Amounts withdrawn from the HSA are excludable from gross income, as long as the amounts are used to pay for qualified medical expenses of the taxpayer, spouse and dependents. These expenses include amounts paid to physicians, surgeons, dentists, and other medical practitioners, as well as insurance copayments and deductibles. They also include the costs of equipment, supplies, medicines, or drugs that require a prescription, and insulin. Items not included are over-the-counter medicines or drugs, vitamins, or other items that are merely beneficial to general health.

The plan has a maximum limit on the amount of out-of-pocket expenses (described above) payable during the year. For 2018, these limits are $6,650 for self-only coverage and $13,300 for family coverage.

Amounts withdrawn and not used to pay for qualified medical expenses will be subject to tax and an additional 20% penalty. Once the taxpayer has reached the age of 65, any distributions that are not used for qualified medical expenses will be subject to tax, but not the additional 20% penalty.

Below is a table listing the contribution limits, HDHP required minimum deductible and HDHP maximum out-of-pocket expenses for 2018 and 2019:

20182019
Limit on HSA Contributions — single$3,450$3,500
Limit on HSA Contributions — family$6,900$7,000
HDHP required minimum deductible — single$1,350$1,350
HDHP required minimum deductible — family$2,700$2,700
HDHP out-of-pocket maximum — single$6,650$6,750
HDHP out-of-pocket maximum — family$13,300$13,500

HSAs can be an exceptional tax-saving tool when utilized correctly. Please contact Selden Fox if you have any questions about health savings accounts or tax planning opportunities.

Nathan Sharp, CPA, MST

Nathan Sharp works with a variety of firm clients, including individuals, family businesses, business owners, and various corporations.
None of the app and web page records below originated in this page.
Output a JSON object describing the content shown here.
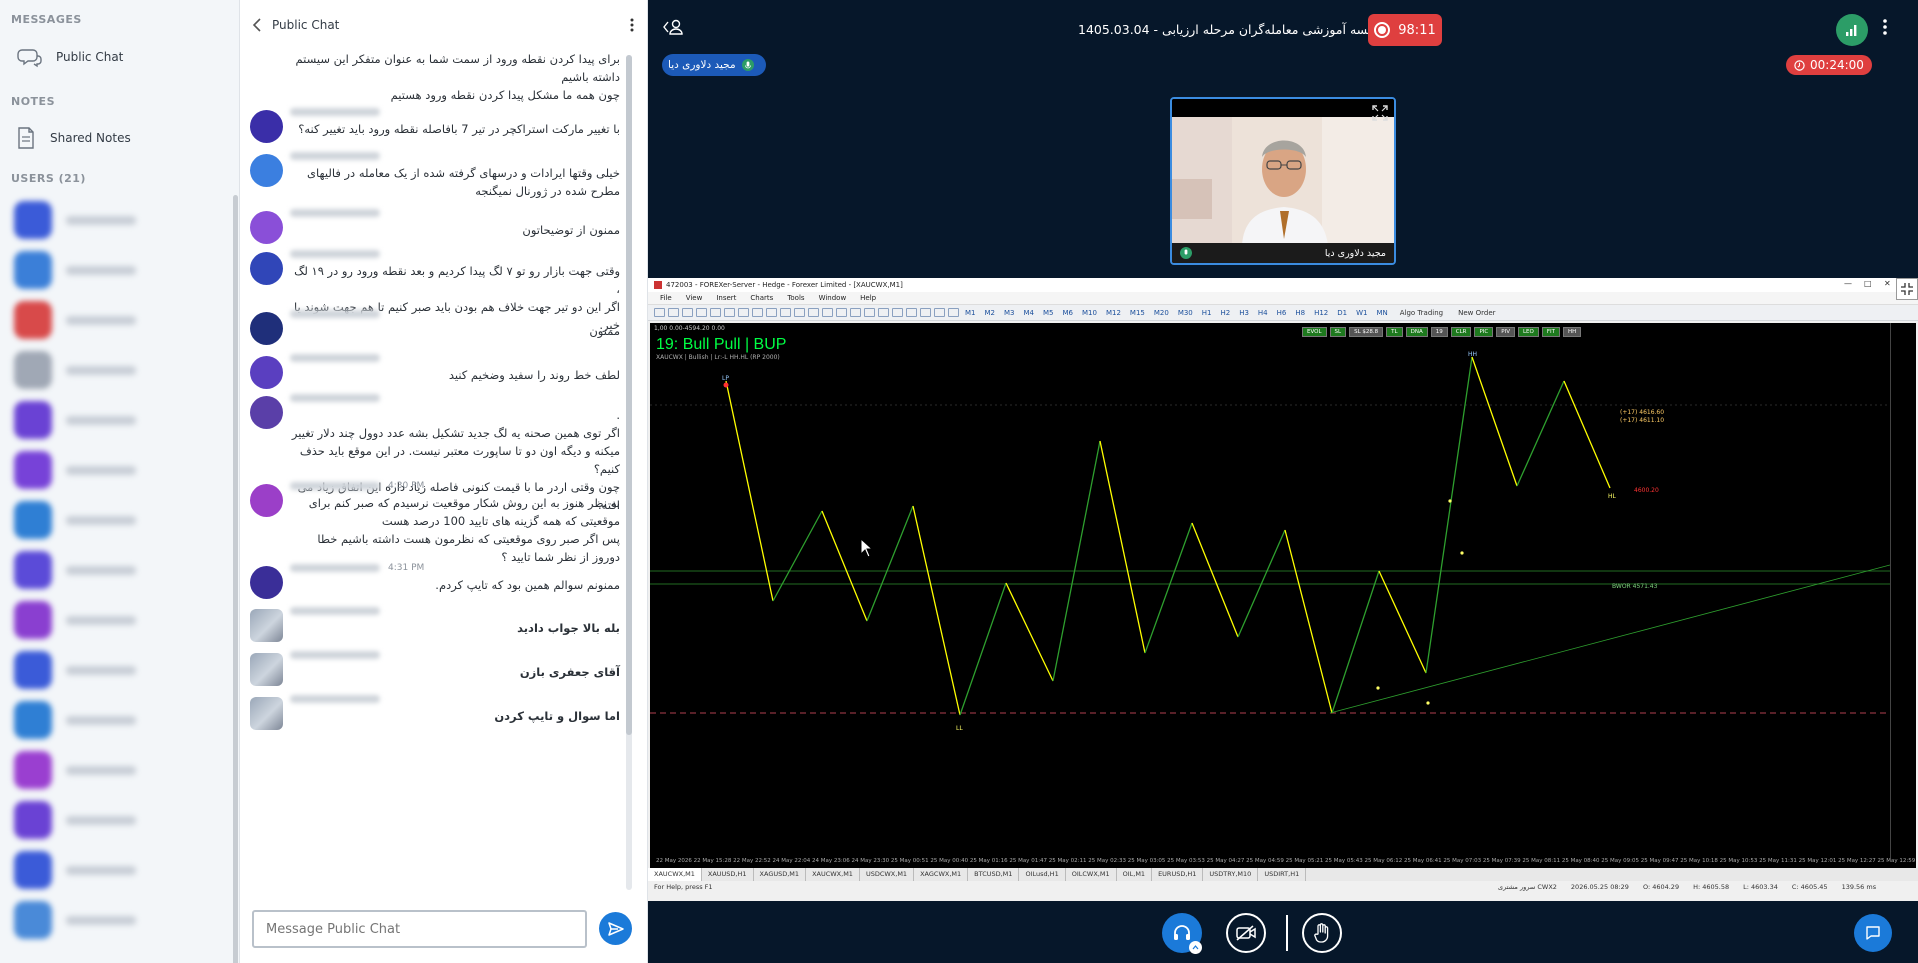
{
  "sidebar": {
    "messages_heading": "MESSAGES",
    "public_chat_label": "Public Chat",
    "notes_heading": "NOTES",
    "shared_notes_label": "Shared Notes",
    "users_heading": "USERS (21)",
    "user_avatar_colors": [
      "#3b5bd8",
      "#3b7fd8",
      "#d84a4a",
      "#a0a8b5",
      "#6a42d4",
      "#7742d8",
      "#2f7fd4",
      "#5b4bd8",
      "#8a3fd0",
      "#3b5bd8",
      "#2f7fd4",
      "#9a3fd0",
      "#6a42d4",
      "#3b5bd8",
      "#4a8ad8"
    ]
  },
  "chat": {
    "title": "Public Chat",
    "placeholder": "Message Public Chat",
    "messages": [
      {
        "avatar_color": null,
        "time": "",
        "lines": [
          "برای پیدا کردن نقطه ورود از سمت شما به عنوان متفکر این سیستم داشته باشیم",
          "چون همه ما مشکل پیدا کردن نقطه ورود هستیم"
        ],
        "style": "normal"
      },
      {
        "avatar_color": "#3a2ea8",
        "time": "",
        "lines": [
          "با تغییر مارکت استراکچر در تیر 7 بافاصله نقطه ورود باید تغییر کنه؟"
        ],
        "style": "normal"
      },
      {
        "avatar_color": "#3b7fe0",
        "time": "",
        "lines": [
          "خیلی وقتها ایرادات و درسهای گرفته شده از یک معامله در فالیهای مطرح شده در ژورنال نمیگنجه"
        ],
        "style": "normal"
      },
      {
        "avatar_color": "#8a4fd8",
        "time": "",
        "lines": [
          "ممنون از توضیحاتون"
        ],
        "style": "normal"
      },
      {
        "avatar_color": "#3046b8",
        "time": "",
        "lines": [
          "وقتی جهت بازار رو تو ۷ لگ پیدا کردیم و بعد نقطه ورود رو در ۱۹ لگ ،",
          "اگر این دو تیر جهت خلاف هم بودن باید صبر کنیم تا هم جهت شوند یا خیر."
        ],
        "style": "normal"
      },
      {
        "avatar_color": "#1f2f7a",
        "time": "",
        "lines": [
          "ممنون"
        ],
        "style": "normal"
      },
      {
        "avatar_color": "#5a3fc0",
        "time": "",
        "lines": [
          "لطف خط روند را سفید وضخیم کنید"
        ],
        "style": "normal"
      },
      {
        "avatar_color": "#5a3fa8",
        "time": "",
        "lines": [
          ".",
          "اگر توی همین صحنه یه لگ جدید تشکیل بشه عدد دوول چند دلار تغییر میکنه و دیگه اون دو تا ساپورت معتبر نیست. در این موقع باید حذف کنیم؟",
          "چون وقتی اردر ما با قیمت کنونی فاصله زیاد داره این اتفاق زیاد می افته."
        ],
        "style": "normal"
      },
      {
        "avatar_color": "#9b3fc8",
        "time": "4:30 PM",
        "lines": [
          "به نظر هنوز به این روش شکار موقعیت نرسیدم که صبر کنم برای موقعیتی که همه گزینه های تایید 100 درصد هست",
          "پس اگر صبر روی موقعیتی که نظرمون هست داشته باشیم خطا دوروز از نظر شما تایید ؟"
        ],
        "style": "normal"
      },
      {
        "avatar_color": "#3a2e98",
        "time": "4:31 PM",
        "lines": [
          "ممنونم سوالم همین بود که تایپ کردم."
        ],
        "style": "normal"
      },
      {
        "avatar_color": "photo",
        "time": "",
        "lines": [
          "بله بالا جواب دادید"
        ],
        "style": "bold"
      },
      {
        "avatar_color": "photo",
        "time": "",
        "lines": [
          "آقای جعفری بازن"
        ],
        "style": "bold"
      },
      {
        "avatar_color": "photo",
        "time": "",
        "lines": [
          "اما سوال و تایپ کردن"
        ],
        "style": "bold"
      }
    ]
  },
  "stage": {
    "meeting_title": "جلسه آموزشی معامله‌گران مرحله ارزیابی - 1405.03.04",
    "recording_time": "98:11",
    "talker_name": "مجید دلاوری دیا",
    "timer": "00:24:00",
    "video_name": "مجید دلاوری دیا",
    "mt": {
      "title": "472003 - FOREXer-Server - Hedge - Forexer Limited - [XAUCWX,M1]",
      "menu": [
        "File",
        "View",
        "Insert",
        "Charts",
        "Tools",
        "Window",
        "Help"
      ],
      "timeframes": [
        "M1",
        "M2",
        "M3",
        "M4",
        "M5",
        "M6",
        "M10",
        "M12",
        "M15",
        "M20",
        "M30",
        "H1",
        "H2",
        "H3",
        "H4",
        "H6",
        "H8",
        "H12",
        "D1",
        "W1",
        "MN"
      ],
      "algo_label": "Algo Trading",
      "new_order_label": "New Order",
      "chart_heading": "19:  Bull Pull | BUP",
      "chart_subheading": "XAUCWX | Bullish | Lr:-L HH.HL (RP 2000)",
      "info_line": "1,00 0.00-4594.20 0.00",
      "price_tag_1": "(+17)  4616.60",
      "price_tag_2": "(+17)  4611.10",
      "price_tag_3": "4600.20",
      "level_label": "BWOR  4571.43",
      "marker_lp": "LP",
      "marker_hh": "HH",
      "marker_ll": "LL",
      "marker_hl": "HL",
      "chart_buttons": [
        "EVOL",
        "SL",
        "SL $28.8",
        "TL",
        "DNA",
        "19",
        "CLR",
        "PIC",
        "PIV",
        "LEO",
        "FIT",
        "HH"
      ],
      "time_axis": "22 May 2026   22 May 15:28   22 May 22:52   24 May 22:04   24 May 23:06   24 May 23:30   25 May 00:51   25 May 00:40   25 May 01:16   25 May 01:47   25 May 02:11   25 May 02:33   25 May 03:05   25 May 03:53   25 May 04:27   25 May 04:59   25 May 05:21   25 May 05:43   25 May 06:12   25 May 06:41   25 May 07:03   25 May 07:39   25 May 08:11   25 May 08:40   25 May 09:05   25 May 09:47   25 May 10:18   25 May 10:53   25 May 11:31   25 May 12:01   25 May 12:27   25 May 12:59",
      "symbol_tabs": [
        "XAUCWX,M1",
        "XAUUSD,H1",
        "XAGUSD,M1",
        "XAUCWX,M1",
        "USDCWX,M1",
        "XAGCWX,M1",
        "BTCUSD,M1",
        "OILusd,H1",
        "OILCWX,M1",
        "OIL,M1",
        "EURUSD,H1",
        "USDTRY,M10",
        "USDIRT,H1"
      ],
      "status_left": "For Help, press F1",
      "status_profile": "سرور مشتری CWX2",
      "status_time": "2026.05.25 08:29",
      "status_open": "O: 4604.29",
      "status_high": "H: 4605.58",
      "status_low": "L: 4603.34",
      "status_close": "C: 4605.45",
      "status_kb": "139.56 ms"
    }
  },
  "colors": {
    "accent": "#1b7ad9",
    "record": "#df3f3f",
    "chart_up": "#ffff00",
    "chart_down": "#2e9f2e",
    "heading_green": "#00ff44"
  }
}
He earned his BS in accountancy, his master’s in accounting science, and his MST from Northern Illinois University.